Do you run a food blog? Or do you enjoy sharing pictures of your foodie adventures in your Facebook? Maybe you’re thinking of starting a home-based baking business and would like to upload photos of your creations to your website or Multiply account.
This article can help even amateur photographers take impressive food photos. You don’t need a buy essay online cheap high-tech camera. It’s all in knowing how to frame your shot, and adjust the settings of your camera. Don’t worry, it’s easy! Read on for our simple explanation.
We eat with our eyes first. That’s why, when we take photos of
food, we need to capture the color, texture and presentation. Sometimes, zooming in too close will crop out all the details that could add personality to your photo. For example, the roughness of a clay pot of an authentic curry, or the rough grain of your wooden picnic table are part of the ‘story’ of your dish. But if the dish is already colorful, or has interesting texture, then by all means go up close and crop or blur out any distracting elements around the plate. Experiment with different zoom settings to see what effects you get, and study the food shots in cookbooks and food magazines to see how professional photographers tackle the art of composition.
Let’s say you want to blur the background of the photo. How do you do that? Adjust the aperture or F/stop of your camera. The ideal F/stop is 1.6 to 2.8. And if you can, change your camera mode to Aperture Priority. That means if you set the aperture to its lowest setting, your camera will automatically adjust all the other settings.
Work with the light
You don’t need to spend a fortune on fancy lights. Mother Nature still has the best lights – just use it to your advantage. Shoot in what photographers call ‘available light’ or natural light. Bring the food next to the window, or shoot it outdoors on a makeshift table. Most photographers recommend using light-colored table cloth which will add to the sense of brightness.

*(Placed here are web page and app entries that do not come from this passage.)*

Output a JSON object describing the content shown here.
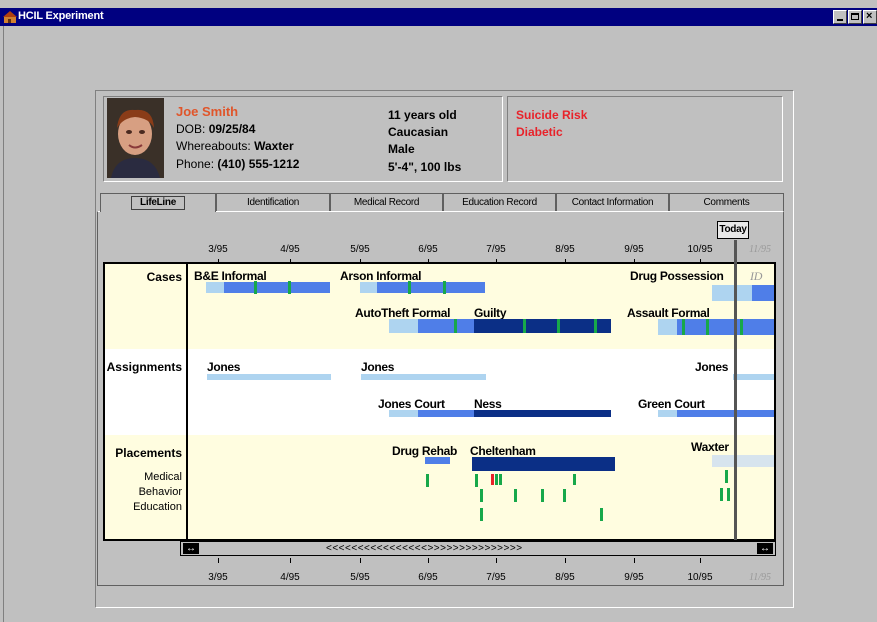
{
  "window": {
    "title": "HCIL Experiment"
  },
  "patient": {
    "name": "Joe Smith",
    "dob_label": "DOB:",
    "dob": "09/25/84",
    "whereabouts_label": "Whereabouts:",
    "whereabouts": "Waxter",
    "phone_label": "Phone:",
    "phone": "(410) 555-1212",
    "age": "11 years old",
    "race": "Caucasian",
    "sex": "Male",
    "build": "5'-4\", 100 lbs",
    "alerts": [
      "Suicide Risk",
      "Diabetic"
    ]
  },
  "tabs": [
    {
      "label": "LifeLine",
      "active": true
    },
    {
      "label": "Identification",
      "active": false
    },
    {
      "label": "Medical Record",
      "active": false
    },
    {
      "label": "Education Record",
      "active": false
    },
    {
      "label": "Contact Information",
      "active": false
    },
    {
      "label": "Comments",
      "active": false
    }
  ],
  "timeline": {
    "months": [
      "3/95",
      "4/95",
      "5/95",
      "6/95",
      "7/95",
      "8/95",
      "9/95",
      "10/95"
    ],
    "faded_month": "11/95",
    "today_label": "Today",
    "rows": {
      "cases": "Cases",
      "assignments": "Assignments",
      "placements": "Placements",
      "medical": "Medical",
      "behavior": "Behavior",
      "education": "Education"
    },
    "events": {
      "be_informal": "B&E Informal",
      "arson_informal": "Arson Informal",
      "drug_possession": "Drug Possession",
      "drug_possession_ghost": "ID",
      "autotheft_formal": "AutoTheft Formal",
      "guilty": "Guilty",
      "assault_formal": "Assault Formal",
      "jones_1": "Jones",
      "jones_2": "Jones",
      "jones_3": "Jones",
      "jones_court": "Jones Court",
      "ness": "Ness",
      "green_court": "Green Court",
      "drug_rehab": "Drug Rehab",
      "cheltenham": "Cheltenham",
      "waxter": "Waxter"
    },
    "scroll_glyphs": "<<<<<<<<<<<<<<<<>>>>>>>>>>>>>>>",
    "colors": {
      "light": "#aed4f0",
      "medium": "#4f7ee8",
      "dark": "#0b2f86",
      "mark": "#17a84a",
      "alert_mark": "#e8222a",
      "band": "#fffde0"
    }
  }
}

Play with the background
If you can’t blur the background, consider removing distracting elements or changing your position or the angle of the camera, so you fill the frame with the food and avoid taking pictures of, say, the ugly signage or the people at the next table. Try tilting your camera, or standing up and taking a shoot from the top (if you’re at home, you can try standing on a stable chair).
Experiment with food styling

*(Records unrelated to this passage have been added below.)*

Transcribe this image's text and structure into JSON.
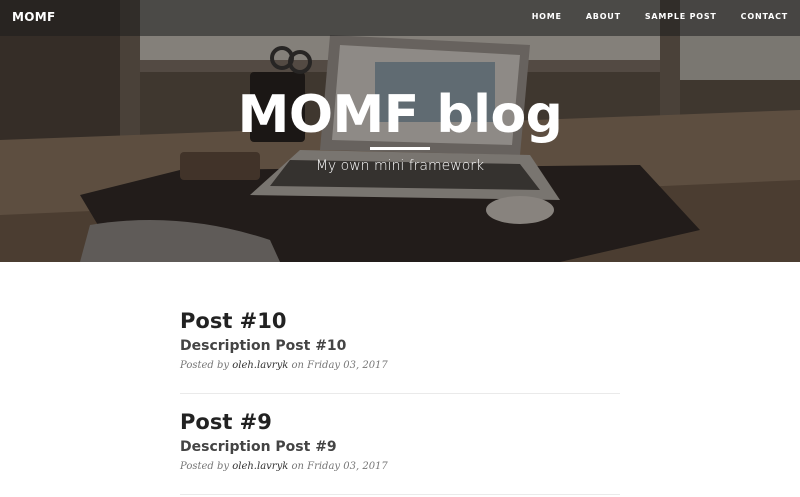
{
  "nav": {
    "brand": "MOMF",
    "links": [
      "HOME",
      "ABOUT",
      "SAMPLE POST",
      "CONTACT"
    ]
  },
  "hero": {
    "title": "MOMF blog",
    "subtitle": "My own mini framework"
  },
  "posts": [
    {
      "title": "Post #10",
      "description": "Description Post #10",
      "posted_by": "Posted by",
      "author": "oleh.lavryk",
      "on": "on",
      "date": "Friday 03, 2017"
    },
    {
      "title": "Post #9",
      "description": "Description Post #9",
      "posted_by": "Posted by",
      "author": "oleh.lavryk",
      "on": "on",
      "date": "Friday 03, 2017"
    }
  ]
}
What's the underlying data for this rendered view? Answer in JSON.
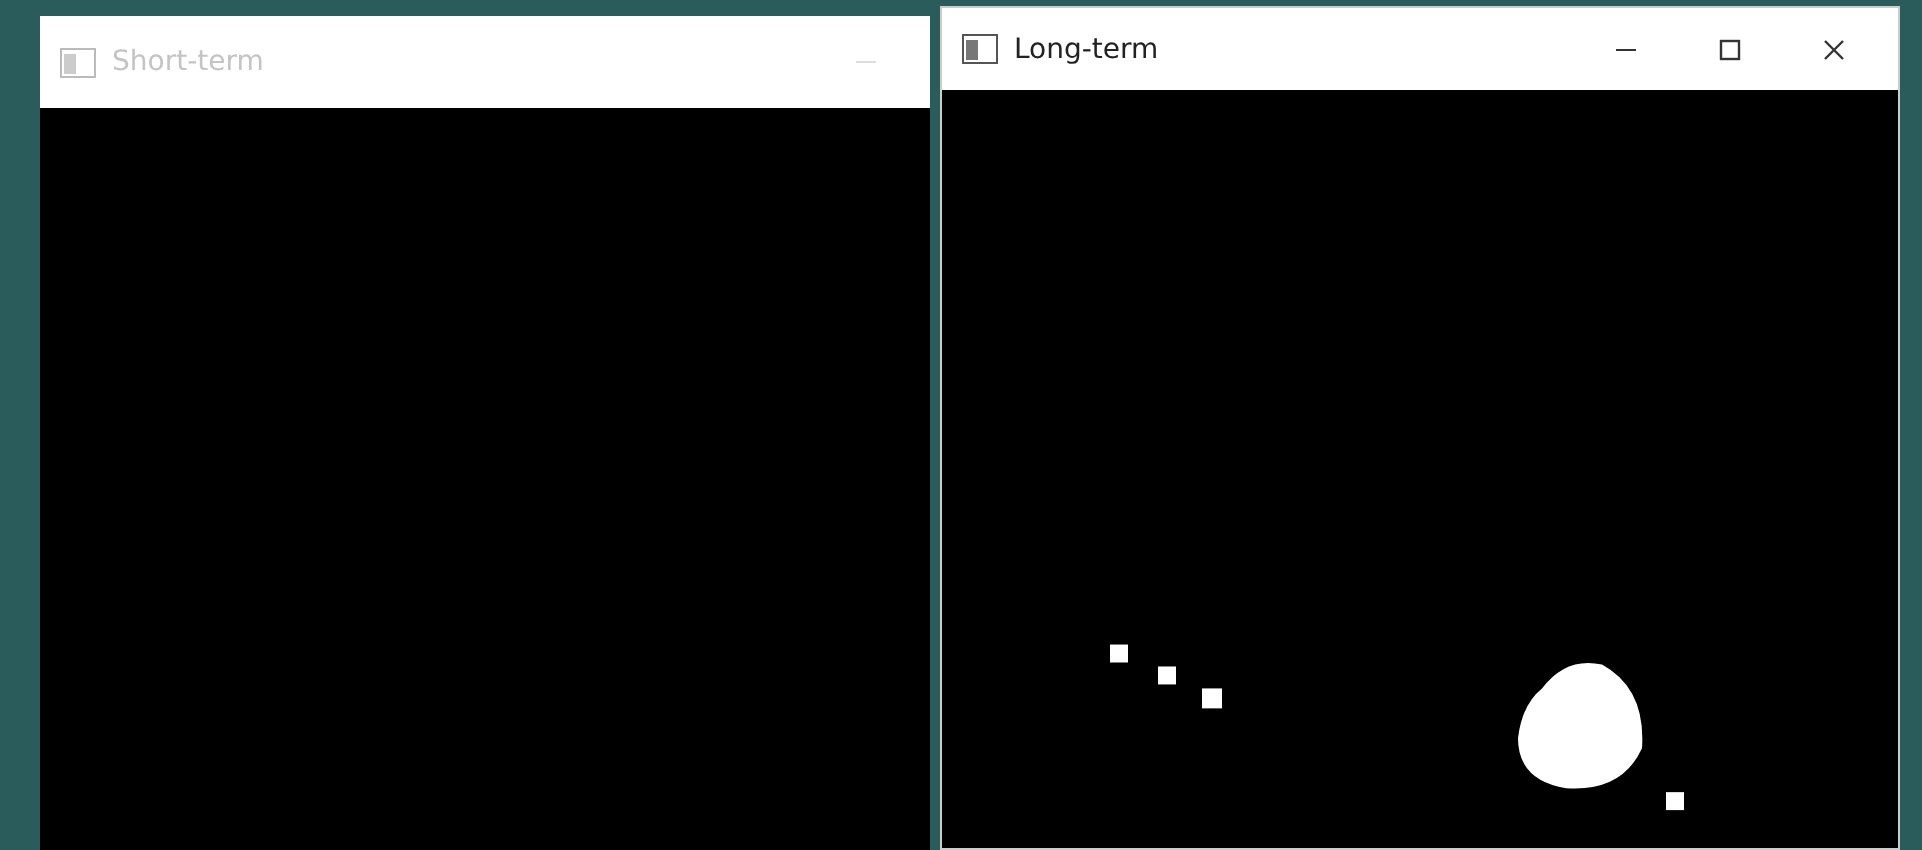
{
  "windows": [
    {
      "title": "Short-term",
      "active": false,
      "buttons": [
        {
          "kind": "minimize"
        }
      ],
      "content": {
        "kind": "empty"
      }
    },
    {
      "title": "Long-term",
      "active": true,
      "buttons": [
        {
          "kind": "minimize"
        },
        {
          "kind": "maximize"
        },
        {
          "kind": "close"
        }
      ]
    }
  ]
}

If you’re shooting your own dishes at home, then you have the freedom to manipulate the food presentation. Will the chocolate cupcakes look better if they’re on a colorful plate? Or maybe you can add steamed vegetables to add some texture and color to your roast chicken. Or you can go thematic. If you’ve prepared a romantic dinner for two, scatter rose petals or position a rosebud near the plates, to help tell the story of the dish.
Photo from businesspundit.com